▶ [Exercise aim]: Write the entries out in full, matching them exactly.

*** Opening of Data listing ***

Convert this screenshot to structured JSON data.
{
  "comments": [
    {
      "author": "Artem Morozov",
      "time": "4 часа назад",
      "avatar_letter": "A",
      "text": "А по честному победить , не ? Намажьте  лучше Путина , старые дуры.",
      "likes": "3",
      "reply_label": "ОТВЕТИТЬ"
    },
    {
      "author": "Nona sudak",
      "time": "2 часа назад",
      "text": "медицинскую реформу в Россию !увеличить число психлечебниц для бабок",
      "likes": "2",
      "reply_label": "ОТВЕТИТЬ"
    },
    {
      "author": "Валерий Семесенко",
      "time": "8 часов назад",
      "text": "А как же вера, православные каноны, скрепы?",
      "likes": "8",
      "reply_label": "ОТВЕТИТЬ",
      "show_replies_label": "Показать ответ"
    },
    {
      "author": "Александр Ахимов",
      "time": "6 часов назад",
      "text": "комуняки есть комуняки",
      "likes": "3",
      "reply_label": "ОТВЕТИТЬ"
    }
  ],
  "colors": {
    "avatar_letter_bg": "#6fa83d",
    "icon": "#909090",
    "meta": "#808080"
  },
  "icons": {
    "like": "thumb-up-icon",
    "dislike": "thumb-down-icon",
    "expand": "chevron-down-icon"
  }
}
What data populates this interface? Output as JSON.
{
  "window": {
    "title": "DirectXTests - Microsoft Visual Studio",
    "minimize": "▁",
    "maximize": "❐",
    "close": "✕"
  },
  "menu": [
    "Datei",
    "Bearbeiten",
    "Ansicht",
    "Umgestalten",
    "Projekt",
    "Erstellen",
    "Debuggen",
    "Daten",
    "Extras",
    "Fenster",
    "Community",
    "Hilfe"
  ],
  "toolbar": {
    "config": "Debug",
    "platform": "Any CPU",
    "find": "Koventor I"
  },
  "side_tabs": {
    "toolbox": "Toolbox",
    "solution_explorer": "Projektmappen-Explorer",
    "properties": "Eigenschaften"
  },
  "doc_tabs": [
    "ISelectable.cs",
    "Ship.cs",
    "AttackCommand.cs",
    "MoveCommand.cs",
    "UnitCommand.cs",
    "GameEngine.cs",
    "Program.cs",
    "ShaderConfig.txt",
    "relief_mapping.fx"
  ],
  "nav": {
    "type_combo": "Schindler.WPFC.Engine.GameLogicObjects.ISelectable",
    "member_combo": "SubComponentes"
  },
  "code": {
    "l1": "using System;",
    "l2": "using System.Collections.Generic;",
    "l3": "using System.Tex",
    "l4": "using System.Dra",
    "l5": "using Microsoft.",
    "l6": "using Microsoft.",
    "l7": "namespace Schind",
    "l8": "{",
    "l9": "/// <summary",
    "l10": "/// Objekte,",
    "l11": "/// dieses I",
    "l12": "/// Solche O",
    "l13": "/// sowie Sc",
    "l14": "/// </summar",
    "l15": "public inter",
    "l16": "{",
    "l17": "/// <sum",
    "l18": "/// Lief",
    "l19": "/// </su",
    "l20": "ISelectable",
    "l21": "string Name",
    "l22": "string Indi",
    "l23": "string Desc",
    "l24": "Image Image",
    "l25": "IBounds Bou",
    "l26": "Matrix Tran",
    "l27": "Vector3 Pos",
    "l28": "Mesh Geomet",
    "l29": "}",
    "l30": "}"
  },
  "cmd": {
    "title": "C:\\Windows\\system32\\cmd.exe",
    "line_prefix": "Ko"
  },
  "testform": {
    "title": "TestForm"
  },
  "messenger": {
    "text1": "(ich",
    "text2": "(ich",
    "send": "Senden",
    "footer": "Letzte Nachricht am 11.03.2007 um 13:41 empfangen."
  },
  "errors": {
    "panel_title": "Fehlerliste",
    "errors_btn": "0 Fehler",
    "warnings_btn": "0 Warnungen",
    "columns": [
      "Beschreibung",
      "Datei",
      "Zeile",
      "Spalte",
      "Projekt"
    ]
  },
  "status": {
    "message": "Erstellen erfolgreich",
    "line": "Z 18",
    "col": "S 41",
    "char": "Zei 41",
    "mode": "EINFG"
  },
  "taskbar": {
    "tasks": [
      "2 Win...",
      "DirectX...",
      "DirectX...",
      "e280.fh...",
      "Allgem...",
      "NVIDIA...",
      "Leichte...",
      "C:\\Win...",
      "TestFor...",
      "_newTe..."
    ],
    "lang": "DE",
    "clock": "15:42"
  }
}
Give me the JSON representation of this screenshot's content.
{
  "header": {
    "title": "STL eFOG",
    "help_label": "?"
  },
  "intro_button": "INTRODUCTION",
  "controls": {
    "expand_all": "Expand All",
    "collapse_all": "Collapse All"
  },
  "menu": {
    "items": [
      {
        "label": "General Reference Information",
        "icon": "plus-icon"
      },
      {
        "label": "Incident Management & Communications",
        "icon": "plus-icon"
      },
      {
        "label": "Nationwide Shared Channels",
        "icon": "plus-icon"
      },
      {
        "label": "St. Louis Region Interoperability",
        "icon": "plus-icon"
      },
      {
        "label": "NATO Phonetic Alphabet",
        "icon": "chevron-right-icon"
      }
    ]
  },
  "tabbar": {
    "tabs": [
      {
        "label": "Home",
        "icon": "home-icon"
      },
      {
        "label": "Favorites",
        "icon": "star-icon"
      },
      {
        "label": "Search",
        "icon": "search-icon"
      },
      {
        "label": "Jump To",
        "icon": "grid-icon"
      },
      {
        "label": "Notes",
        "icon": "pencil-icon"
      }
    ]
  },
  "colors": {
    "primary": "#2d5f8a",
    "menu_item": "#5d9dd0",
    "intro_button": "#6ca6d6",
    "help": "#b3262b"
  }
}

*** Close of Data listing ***

▶ [Written reply]:
Convert this screenshot to structured JSON data.
{
  "comments": [
    {
      "author": "Artem Morozov",
      "time": "4 часа назад",
      "avatar_letter": "A",
      "text": "А по честному победить , не ? Намажьте  лучше Путина , старые дуры.",
      "likes": "3",
      "reply_label": "ОТВЕТИТЬ"
    },
    {
      "author": "Nona sudak",
      "time": "2 часа назад",
      "text": "медицинскую реформу в Россию !увеличить число психлечебниц для бабок",
      "likes": "2",
      "reply_label": "ОТВЕТИТЬ"
    },
    {
      "author": "Валерий Семесенко",
      "time": "8 часов назад",
      "text": "А как же вера, православные каноны, скрепы?",
      "likes": "8",
      "reply_label": "ОТВЕТИТЬ",
      "show_replies_label": "Показать ответ"
    },
    {
      "author": "Александр Ахимов",
      "time": "6 часов назад",
      "text": "комуняки есть комуняки",
      "likes": "3",
      "reply_label": "ОТВЕТИТЬ"
    }
  ],
  "colors": {
    "avatar_letter_bg": "#6fa83d",
    "icon": "#909090",
    "meta": "#808080"
  },
  "icons": {
    "like": "thumb-up-icon",
    "dislike": "thumb-down-icon",
    "expand": "chevron-down-icon"
  }
}
What data populates this interface? Output as JSON.
{
  "window": {
    "title": "DirectXTests - Microsoft Visual Studio",
    "minimize": "▁",
    "maximize": "❐",
    "close": "✕"
  },
  "menu": [
    "Datei",
    "Bearbeiten",
    "Ansicht",
    "Umgestalten",
    "Projekt",
    "Erstellen",
    "Debuggen",
    "Daten",
    "Extras",
    "Fenster",
    "Community",
    "Hilfe"
  ],
  "toolbar": {
    "config": "Debug",
    "platform": "Any CPU",
    "find": "Koventor I"
  },
  "side_tabs": {
    "toolbox": "Toolbox",
    "solution_explorer": "Projektmappen-Explorer",
    "properties": "Eigenschaften"
  },
  "doc_tabs": [
    "ISelectable.cs",
    "Ship.cs",
    "AttackCommand.cs",
    "MoveCommand.cs",
    "UnitCommand.cs",
    "GameEngine.cs",
    "Program.cs",
    "ShaderConfig.txt",
    "relief_mapping.fx"
  ],
  "nav": {
    "type_combo": "Schindler.WPFC.Engine.GameLogicObjects.ISelectable",
    "member_combo": "SubComponentes"
  },
  "code": {
    "l1": "using System;",
    "l2": "using System.Collections.Generic;",
    "l3": "using System.Tex",
    "l4": "using System.Dra",
    "l5": "using Microsoft.",
    "l6": "using Microsoft.",
    "l7": "namespace Schind",
    "l8": "{",
    "l9": "/// <summary",
    "l10": "/// Objekte,",
    "l11": "/// dieses I",
    "l12": "/// Solche O",
    "l13": "/// sowie Sc",
    "l14": "/// </summar",
    "l15": "public inter",
    "l16": "{",
    "l17": "/// <sum",
    "l18": "/// Lief",
    "l19": "/// </su",
    "l20": "ISelectable",
    "l21": "string Name",
    "l22": "string Indi",
    "l23": "string Desc",
    "l24": "Image Image",
    "l25": "IBounds Bou",
    "l26": "Matrix Tran",
    "l27": "Vector3 Pos",
    "l28": "Mesh Geomet",
    "l29": "}",
    "l30": "}"
  },
  "cmd": {
    "title": "C:\\Windows\\system32\\cmd.exe",
    "line_prefix": "Ko"
  },
  "testform": {
    "title": "TestForm"
  },
  "messenger": {
    "text1": "(ich",
    "text2": "(ich",
    "send": "Senden",
    "footer": "Letzte Nachricht am 11.03.2007 um 13:41 empfangen."
  },
  "errors": {
    "panel_title": "Fehlerliste",
    "errors_btn": "0 Fehler",
    "warnings_btn": "0 Warnungen",
    "columns": [
      "Beschreibung",
      "Datei",
      "Zeile",
      "Spalte",
      "Projekt"
    ]
  },
  "status": {
    "message": "Erstellen erfolgreich",
    "line": "Z 18",
    "col": "S 41",
    "char": "Zei 41",
    "mode": "EINFG"
  },
  "taskbar": {
    "tasks": [
      "2 Win...",
      "DirectX...",
      "DirectX...",
      "e280.fh...",
      "Allgem...",
      "NVIDIA...",
      "Leichte...",
      "C:\\Win...",
      "TestFor...",
      "_newTe..."
    ],
    "lang": "DE",
    "clock": "15:42"
  }
}
Give me the JSON representation of this screenshot's content.
{
  "header": {
    "title": "STL eFOG",
    "help_label": "?"
  },
  "intro_button": "INTRODUCTION",
  "controls": {
    "expand_all": "Expand All",
    "collapse_all": "Collapse All"
  },
  "menu": {
    "items": [
      {
        "label": "General Reference Information",
        "icon": "plus-icon"
      },
      {
        "label": "Incident Management & Communications",
        "icon": "plus-icon"
      },
      {
        "label": "Nationwide Shared Channels",
        "icon": "plus-icon"
      },
      {
        "label": "St. Louis Region Interoperability",
        "icon": "plus-icon"
      },
      {
        "label": "NATO Phonetic Alphabet",
        "icon": "chevron-right-icon"
      }
    ]
  },
  "tabbar": {
    "tabs": [
      {
        "label": "Home",
        "icon": "home-icon"
      },
      {
        "label": "Favorites",
        "icon": "star-icon"
      },
      {
        "label": "Search",
        "icon": "search-icon"
      },
      {
        "label": "Jump To",
        "icon": "grid-icon"
      },
      {
        "label": "Notes",
        "icon": "pencil-icon"
      }
    ]
  },
  "colors": {
    "primary": "#2d5f8a",
    "menu_item": "#5d9dd0",
    "intro_button": "#6ca6d6",
    "help": "#b3262b"
  }
}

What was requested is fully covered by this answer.